The engineer inserted the names and numbers, and completed his plan, but never saw it come to full fruition by being engraved. He possessed the usual infirmities of genius,-a quick temper and overbearing disposition, *—and as the commissioners
*“Men who possess talents which fit them for peculiar purposes are almost invariably under the influence of untoward dispositions, or a sottish pride, or possessed of some other disqualification by
were not disposed to abate one jot or tittle of their authority, he was soon involved in a bitter quarrel with them, and these were the grounds of the quarrel. When the plan was completed, the commissioners demanded it in order to have it engraved and published, but L'Enfant declined to do this, alleging that, if published, the plan would be made use of by speculators to purchase the best locations in his “vistas and architectural squares, and raise huddles of shanties which would permanently disfigure the city.” When this refusal was reported to Washington he dismissed the engineer March 1, 1792, and appointed Andrew Ellicott in his place, who made a plan in close imitation of L'Enfant's, which was published late in 1792 and widely circulated. In the Congressional Library may still be seen L'Enfant's original plan, carefully secluded by him during his life, but secured by government after his death-a torn and discolored paper, yet giving proof of having once been an elaborate and elegant design.
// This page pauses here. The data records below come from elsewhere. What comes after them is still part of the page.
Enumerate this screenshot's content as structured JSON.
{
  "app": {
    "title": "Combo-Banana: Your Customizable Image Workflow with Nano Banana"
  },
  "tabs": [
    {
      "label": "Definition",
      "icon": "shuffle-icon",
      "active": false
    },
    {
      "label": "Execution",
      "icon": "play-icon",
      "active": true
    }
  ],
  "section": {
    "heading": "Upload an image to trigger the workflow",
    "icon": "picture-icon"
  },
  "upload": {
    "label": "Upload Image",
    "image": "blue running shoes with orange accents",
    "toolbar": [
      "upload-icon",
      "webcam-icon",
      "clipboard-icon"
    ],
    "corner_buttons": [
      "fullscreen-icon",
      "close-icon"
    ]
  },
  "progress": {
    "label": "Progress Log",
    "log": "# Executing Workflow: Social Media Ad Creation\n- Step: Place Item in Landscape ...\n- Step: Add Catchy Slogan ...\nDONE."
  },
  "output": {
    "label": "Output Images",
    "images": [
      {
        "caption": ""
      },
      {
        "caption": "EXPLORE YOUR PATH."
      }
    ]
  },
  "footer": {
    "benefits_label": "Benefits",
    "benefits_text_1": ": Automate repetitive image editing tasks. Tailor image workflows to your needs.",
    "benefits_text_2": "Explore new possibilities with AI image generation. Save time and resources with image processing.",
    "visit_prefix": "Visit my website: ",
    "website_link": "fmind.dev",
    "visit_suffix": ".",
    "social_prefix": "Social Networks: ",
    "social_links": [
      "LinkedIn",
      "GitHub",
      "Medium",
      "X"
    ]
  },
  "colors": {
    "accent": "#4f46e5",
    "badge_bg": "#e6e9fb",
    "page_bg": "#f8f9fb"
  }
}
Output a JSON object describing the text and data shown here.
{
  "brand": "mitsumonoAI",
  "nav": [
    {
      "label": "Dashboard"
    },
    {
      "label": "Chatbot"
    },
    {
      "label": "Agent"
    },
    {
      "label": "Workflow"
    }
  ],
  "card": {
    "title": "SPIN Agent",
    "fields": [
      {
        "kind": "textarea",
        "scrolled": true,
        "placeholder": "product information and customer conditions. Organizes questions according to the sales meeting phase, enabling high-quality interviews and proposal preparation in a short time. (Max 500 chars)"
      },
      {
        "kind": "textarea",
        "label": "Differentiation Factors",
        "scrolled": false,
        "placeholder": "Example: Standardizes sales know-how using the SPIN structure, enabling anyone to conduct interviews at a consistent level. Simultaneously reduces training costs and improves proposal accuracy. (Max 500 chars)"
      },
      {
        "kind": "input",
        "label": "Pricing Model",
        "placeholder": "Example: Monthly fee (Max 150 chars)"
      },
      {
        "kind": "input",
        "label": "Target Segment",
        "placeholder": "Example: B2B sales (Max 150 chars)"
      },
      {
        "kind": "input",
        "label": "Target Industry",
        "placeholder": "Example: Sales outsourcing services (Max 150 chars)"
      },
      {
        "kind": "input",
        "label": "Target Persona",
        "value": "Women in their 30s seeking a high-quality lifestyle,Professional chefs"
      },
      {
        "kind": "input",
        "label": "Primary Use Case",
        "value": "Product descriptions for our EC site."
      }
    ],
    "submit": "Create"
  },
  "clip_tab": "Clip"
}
Immediately on L'Enfant's dismissal Jefferson wrote to the commissioners that he ought to be fairly rewarded for his services, and that the President had suggested $2,500 or $3,000, but had left the determination to them. The commissioners soon after ordered their bankers to place five hundred guineas at Major L'Enfant's disposal, and wrote him that they had also recorded a building lot
which they plague all those with whom they are concerned ; but I did not expect to meet with such perverseness in Major L'Enfant as his late conduct exhibited."—Washington to the commissioners, November 20, 1791.
near the President's house” in his name as further compensation, but the proud Frenchman returned a curt note expressing his wish and request “ that you will call back your order for the money and not take any further trouble about the lot.” His subsequent fate was a sad one, and marks alike the limitations of genius and the ingratitude of republics.
Retiring to Philadelphia he planned there some public works of moment, but soon retired to private life-not to be entirely forgotten, however, by his old friends. Madison, while President, appointed him Professor of Engineering at West Point, but the position was promptly declined. In the war of 1812 he was appointed to construct the present Fort Washington on the Potomac, and did plan and partly execute the work, but again he failed to agree with his superiors, and was dismissed. From this time he resided chiefly with his friend, Dudley Digges, Esq., at his fine manor house, Chellum Castle, near Bladensburg, and haunted the halls of Congress seeking compensation for past services. His tall, thin form, clad in blue military coat buttoned close to the chin, broadcloth breeches, military boots, with a napless, bell-crowned hat upon his head, and swinging as he walked a hickory cane with large silver head, was for years a familiar object in the streets of the city he had planned. Congress never heeded his appeal, and at last, on the 4th of June, 1825, he died, a disappointed, broken old man. He was buried in the garden of Chellum Castle, and his grave is marked for remembrance only by a tall cedar tree and fragrant beds of myrtle. There is